5 weeks out from the big dance at GNW100 and training runs are now becoming a contest of who can think up the toughest and longest training run, throw some logistics around it and then ask the most important question for the weekend, “Ok, so what time will I need to wake up to get to the start on time this Saturday?”
The answer to this weeks question, 12:25am.
All for an 80km run along the GNW in a menacing thunder and lightning storm, in the dark, with the screaming leeches and overflowing creeks. It even had Darrel questioning whether this might rate fairly highly on our scale of stupid things done together. At least we weren’t dealing with frozen water drops this time!
With a 2:45am departure from cedar brush track head, the running mad kiwi, Mr 100% Alexis, Darrel and I headed off for Wakefield in Darrel’s car bombarded by a torrential storm and a cracking lightning show.
Managing only by sheer luck not to hit the drenched drunk hitchhiker dressed in black walking along the F3 with his thumb sticking into the inside lane, the next exit was for the hospital, the world works in mysterious ways.
By 4am and with the storm in full swing we couldn’t wait to get going and leave Wakefield, waving to the local bush fire brigade, one guy smoking and the other in his flammable pyjamas, I’m sure they looked at us in the same way we looked across at them. As they went home to their doonas we went in search of the big climbs up to the communications towers (“lightning rods”) above Heaton Gap and also above Congewai Valley. Nice!
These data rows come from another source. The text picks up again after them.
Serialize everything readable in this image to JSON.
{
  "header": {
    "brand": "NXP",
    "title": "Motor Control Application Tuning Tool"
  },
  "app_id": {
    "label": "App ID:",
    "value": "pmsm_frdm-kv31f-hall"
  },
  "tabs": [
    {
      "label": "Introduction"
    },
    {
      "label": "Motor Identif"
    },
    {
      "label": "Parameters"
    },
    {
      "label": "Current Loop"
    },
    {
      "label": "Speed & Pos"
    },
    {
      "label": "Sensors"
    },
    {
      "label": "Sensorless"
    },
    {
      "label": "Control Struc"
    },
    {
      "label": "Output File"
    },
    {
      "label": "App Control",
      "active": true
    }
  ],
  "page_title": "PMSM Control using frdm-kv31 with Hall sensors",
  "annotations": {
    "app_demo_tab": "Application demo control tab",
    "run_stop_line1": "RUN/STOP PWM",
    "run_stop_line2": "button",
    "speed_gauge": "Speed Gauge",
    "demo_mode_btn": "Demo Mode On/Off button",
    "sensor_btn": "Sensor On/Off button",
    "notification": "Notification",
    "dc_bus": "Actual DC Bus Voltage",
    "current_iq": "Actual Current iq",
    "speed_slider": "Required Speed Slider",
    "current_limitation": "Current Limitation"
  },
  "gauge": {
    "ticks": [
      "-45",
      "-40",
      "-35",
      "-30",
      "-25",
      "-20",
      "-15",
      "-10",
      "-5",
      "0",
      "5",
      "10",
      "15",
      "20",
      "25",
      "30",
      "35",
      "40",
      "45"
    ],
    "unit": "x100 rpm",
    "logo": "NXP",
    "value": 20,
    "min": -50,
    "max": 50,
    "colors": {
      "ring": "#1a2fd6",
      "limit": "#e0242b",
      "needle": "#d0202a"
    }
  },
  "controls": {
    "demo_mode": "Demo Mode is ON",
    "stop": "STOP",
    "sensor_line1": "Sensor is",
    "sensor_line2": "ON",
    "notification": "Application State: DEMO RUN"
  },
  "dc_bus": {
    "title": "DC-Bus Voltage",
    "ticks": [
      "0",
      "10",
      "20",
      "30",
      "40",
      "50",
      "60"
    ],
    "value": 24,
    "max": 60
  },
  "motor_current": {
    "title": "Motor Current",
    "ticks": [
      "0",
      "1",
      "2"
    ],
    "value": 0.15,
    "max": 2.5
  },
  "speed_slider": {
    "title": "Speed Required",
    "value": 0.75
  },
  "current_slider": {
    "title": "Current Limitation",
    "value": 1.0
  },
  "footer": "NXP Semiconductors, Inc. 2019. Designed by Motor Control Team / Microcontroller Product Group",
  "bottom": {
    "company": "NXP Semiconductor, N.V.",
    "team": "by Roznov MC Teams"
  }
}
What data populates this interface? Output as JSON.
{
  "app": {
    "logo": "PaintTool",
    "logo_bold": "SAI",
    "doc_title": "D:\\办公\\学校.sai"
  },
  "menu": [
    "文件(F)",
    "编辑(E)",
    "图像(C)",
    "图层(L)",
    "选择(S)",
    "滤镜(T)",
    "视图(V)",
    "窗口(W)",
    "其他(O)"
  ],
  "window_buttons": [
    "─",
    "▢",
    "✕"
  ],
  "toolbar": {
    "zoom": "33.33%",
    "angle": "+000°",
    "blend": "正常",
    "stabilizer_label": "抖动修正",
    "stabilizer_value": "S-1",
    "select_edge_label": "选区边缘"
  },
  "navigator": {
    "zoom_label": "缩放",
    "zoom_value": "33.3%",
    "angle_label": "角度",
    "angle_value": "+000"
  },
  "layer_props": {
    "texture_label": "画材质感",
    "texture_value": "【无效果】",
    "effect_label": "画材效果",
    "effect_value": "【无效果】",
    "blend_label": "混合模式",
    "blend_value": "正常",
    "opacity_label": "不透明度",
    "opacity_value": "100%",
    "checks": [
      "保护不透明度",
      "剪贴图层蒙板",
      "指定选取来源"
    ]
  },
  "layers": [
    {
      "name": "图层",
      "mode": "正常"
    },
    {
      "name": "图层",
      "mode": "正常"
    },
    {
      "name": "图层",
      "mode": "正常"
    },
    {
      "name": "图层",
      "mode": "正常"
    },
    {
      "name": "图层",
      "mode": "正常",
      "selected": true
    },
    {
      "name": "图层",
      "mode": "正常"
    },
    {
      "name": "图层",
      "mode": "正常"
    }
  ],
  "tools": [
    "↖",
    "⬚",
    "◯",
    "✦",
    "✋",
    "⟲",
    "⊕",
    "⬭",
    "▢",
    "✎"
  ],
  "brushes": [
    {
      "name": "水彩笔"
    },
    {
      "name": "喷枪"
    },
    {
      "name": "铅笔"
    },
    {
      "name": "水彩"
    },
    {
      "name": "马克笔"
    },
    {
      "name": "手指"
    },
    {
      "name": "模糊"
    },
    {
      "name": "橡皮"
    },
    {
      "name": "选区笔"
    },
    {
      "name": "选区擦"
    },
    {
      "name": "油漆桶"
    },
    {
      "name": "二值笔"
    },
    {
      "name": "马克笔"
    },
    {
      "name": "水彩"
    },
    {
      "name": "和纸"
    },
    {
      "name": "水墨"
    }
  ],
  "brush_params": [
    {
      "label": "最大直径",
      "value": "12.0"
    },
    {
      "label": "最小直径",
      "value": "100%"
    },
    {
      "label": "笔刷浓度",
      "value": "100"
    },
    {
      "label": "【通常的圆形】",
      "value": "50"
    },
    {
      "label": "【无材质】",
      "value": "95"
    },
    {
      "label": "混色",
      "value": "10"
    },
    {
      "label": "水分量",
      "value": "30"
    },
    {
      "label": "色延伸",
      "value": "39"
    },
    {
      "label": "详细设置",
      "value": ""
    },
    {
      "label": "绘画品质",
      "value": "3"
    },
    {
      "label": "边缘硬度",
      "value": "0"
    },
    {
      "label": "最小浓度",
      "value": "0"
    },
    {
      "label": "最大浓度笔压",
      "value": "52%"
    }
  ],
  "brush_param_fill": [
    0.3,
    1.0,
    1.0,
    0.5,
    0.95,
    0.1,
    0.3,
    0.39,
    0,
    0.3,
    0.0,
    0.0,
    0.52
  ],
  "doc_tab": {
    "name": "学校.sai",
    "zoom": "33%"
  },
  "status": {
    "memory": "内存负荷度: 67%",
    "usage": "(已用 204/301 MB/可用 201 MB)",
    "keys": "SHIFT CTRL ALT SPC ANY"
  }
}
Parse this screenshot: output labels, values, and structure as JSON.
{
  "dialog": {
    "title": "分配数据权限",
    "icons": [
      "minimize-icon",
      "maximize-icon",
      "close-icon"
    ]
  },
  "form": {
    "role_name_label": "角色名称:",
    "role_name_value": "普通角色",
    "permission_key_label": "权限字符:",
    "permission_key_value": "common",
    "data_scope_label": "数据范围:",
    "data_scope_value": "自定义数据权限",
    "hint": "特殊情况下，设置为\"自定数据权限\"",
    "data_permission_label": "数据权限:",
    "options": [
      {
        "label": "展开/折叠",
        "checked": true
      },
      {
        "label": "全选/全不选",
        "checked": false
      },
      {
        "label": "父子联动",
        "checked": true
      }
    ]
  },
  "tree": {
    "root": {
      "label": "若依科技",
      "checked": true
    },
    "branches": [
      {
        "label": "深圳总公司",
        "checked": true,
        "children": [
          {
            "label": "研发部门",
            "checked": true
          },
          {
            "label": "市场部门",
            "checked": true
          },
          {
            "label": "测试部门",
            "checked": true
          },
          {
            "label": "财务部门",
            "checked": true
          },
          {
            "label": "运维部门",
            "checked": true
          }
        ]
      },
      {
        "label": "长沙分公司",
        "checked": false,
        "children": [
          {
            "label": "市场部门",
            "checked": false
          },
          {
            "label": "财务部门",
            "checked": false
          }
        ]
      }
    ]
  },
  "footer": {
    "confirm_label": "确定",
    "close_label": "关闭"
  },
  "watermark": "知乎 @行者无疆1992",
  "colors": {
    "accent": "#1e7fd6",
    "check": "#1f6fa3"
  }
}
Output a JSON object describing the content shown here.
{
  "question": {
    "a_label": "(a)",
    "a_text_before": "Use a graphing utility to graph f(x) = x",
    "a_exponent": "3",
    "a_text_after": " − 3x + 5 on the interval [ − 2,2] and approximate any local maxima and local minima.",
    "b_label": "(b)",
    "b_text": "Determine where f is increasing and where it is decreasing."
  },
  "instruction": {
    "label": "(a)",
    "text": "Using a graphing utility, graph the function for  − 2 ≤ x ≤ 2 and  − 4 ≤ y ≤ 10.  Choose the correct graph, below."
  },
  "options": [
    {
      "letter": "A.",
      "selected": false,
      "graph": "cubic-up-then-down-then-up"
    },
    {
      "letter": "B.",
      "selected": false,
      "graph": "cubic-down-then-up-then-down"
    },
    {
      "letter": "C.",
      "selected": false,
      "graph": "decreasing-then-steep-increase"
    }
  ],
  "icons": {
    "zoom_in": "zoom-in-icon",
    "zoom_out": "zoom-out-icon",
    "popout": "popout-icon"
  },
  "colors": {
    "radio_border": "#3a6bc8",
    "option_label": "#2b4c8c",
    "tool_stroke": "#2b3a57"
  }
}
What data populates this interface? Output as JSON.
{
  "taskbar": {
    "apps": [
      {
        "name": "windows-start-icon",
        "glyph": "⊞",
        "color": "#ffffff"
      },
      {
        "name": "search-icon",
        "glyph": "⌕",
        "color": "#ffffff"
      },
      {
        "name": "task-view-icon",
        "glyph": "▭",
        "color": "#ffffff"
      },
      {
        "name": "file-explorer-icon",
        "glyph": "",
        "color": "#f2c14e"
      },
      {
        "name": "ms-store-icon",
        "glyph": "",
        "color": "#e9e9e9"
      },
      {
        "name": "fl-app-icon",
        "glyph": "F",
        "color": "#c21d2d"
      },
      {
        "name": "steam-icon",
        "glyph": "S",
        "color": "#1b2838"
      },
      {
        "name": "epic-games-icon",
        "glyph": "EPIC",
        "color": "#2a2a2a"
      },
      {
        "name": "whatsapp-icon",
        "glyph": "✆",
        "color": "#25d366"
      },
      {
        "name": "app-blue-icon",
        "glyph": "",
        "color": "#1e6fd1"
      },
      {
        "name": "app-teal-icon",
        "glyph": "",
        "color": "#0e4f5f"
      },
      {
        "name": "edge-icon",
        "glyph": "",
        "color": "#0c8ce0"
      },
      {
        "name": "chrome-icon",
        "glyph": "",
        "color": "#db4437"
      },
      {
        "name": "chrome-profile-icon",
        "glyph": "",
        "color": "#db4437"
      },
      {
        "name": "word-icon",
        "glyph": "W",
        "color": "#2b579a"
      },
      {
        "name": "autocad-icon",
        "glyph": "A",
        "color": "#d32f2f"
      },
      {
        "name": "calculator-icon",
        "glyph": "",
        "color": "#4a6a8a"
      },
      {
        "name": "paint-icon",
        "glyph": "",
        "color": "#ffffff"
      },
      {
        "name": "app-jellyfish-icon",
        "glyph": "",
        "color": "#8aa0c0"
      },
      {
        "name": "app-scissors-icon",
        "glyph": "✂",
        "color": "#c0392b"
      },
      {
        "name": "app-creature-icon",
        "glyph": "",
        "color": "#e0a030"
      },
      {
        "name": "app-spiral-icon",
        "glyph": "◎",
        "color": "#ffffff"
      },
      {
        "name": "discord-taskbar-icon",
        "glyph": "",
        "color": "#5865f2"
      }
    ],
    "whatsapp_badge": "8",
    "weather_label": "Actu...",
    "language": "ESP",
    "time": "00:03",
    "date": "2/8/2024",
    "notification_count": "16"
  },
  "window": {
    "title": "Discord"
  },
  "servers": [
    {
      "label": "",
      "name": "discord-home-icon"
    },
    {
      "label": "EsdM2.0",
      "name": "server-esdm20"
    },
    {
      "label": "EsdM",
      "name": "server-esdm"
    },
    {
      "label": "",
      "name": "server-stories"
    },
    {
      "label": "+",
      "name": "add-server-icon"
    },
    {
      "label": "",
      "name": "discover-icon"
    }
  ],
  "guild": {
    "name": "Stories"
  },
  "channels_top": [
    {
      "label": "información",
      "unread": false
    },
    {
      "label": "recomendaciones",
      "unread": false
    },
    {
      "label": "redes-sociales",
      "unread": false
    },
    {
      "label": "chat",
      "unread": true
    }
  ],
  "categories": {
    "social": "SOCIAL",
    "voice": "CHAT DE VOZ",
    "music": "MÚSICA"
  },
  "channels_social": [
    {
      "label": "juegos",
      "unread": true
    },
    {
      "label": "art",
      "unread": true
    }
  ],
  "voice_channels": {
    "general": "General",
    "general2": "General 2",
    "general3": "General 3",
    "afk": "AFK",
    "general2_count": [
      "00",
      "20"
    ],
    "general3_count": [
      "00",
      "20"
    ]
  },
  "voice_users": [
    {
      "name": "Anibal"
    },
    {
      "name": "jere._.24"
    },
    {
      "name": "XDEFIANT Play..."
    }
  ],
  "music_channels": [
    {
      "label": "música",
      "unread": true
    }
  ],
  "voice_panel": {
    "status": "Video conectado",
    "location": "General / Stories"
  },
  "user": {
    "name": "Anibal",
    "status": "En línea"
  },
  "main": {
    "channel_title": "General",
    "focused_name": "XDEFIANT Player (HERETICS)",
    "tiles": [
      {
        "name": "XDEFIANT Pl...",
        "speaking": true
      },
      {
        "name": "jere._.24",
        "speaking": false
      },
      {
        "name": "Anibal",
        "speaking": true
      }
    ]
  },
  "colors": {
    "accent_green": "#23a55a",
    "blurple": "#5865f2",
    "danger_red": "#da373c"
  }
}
The rain eased midway through the first leg into the Watagan mountains and we made good time to CP1 under headlamp just as the sky’s were turning from black to early morning grey and the day was just starting to come to life.
The next leg along the top of the ridge towards Barraba Trig flashed by and soon we were knee deep in mud spooking the quartet of galloping horses in the paddock as we climbed the stile before hanging a right onto Congewai Road. Even on a cool wet morning the mountains were holding some heat and the skies turned blue as we were at the school filling up just before 9am with 45km under the legs and giving us all a good idea of some possible race day splits.
The next section is the training benchmark leg for all of us. CP2 to Cedar Brush 32.5km of the best running terrain this side of the Victorian Alps and as I say to Darrel, “it’s all downhill, except for the uphill bits”.
To make it interesting we played a few games of cops and robbers along here with a few staggered starts over various sections (a great way to keep training runs interesting devised by the dual winners of Sydney oxfam quality meats).
Hitting some very encouraging splits on this leg soon enough we were climbing up and out of the basin and smelling the barn nearing the final downhill leg and reaching the cars at Cedar Brush for a solid run, just short of 80km and all done by early afternoon.
A great day on the trails, only a few Saturdays left before the spiders and leeches have two taper weeks to reclaim the trail and set their traps before 135 runners line up on the start line and charge towards Patonga, along the way many stories will unfold.
Darrel, what time is the alarm being set for this weekend?
Happy training, best time of the year to be running.